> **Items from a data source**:
[Start of section]
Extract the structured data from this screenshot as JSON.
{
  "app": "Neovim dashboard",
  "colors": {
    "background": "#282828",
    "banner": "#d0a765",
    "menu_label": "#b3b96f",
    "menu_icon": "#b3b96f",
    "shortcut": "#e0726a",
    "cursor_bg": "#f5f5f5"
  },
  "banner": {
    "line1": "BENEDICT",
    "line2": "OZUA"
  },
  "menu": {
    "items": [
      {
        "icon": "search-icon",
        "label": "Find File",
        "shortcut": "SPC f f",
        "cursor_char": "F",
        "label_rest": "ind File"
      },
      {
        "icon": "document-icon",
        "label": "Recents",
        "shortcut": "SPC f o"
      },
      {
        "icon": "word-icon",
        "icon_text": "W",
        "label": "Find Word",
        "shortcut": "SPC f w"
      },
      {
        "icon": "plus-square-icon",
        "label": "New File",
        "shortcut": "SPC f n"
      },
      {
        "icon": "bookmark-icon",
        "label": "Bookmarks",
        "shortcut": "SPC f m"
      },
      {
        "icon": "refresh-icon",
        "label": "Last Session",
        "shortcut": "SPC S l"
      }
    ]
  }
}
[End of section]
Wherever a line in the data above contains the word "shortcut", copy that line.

> **EXPECTED OUTPUT**:
    "shortcut": "#e0726a",
        "shortcut": "SPC f f",
        "shortcut": "SPC f o"
        "shortcut": "SPC f w"
        "shortcut": "SPC f n"
        "shortcut": "SPC f m"
        "shortcut": "SPC S l"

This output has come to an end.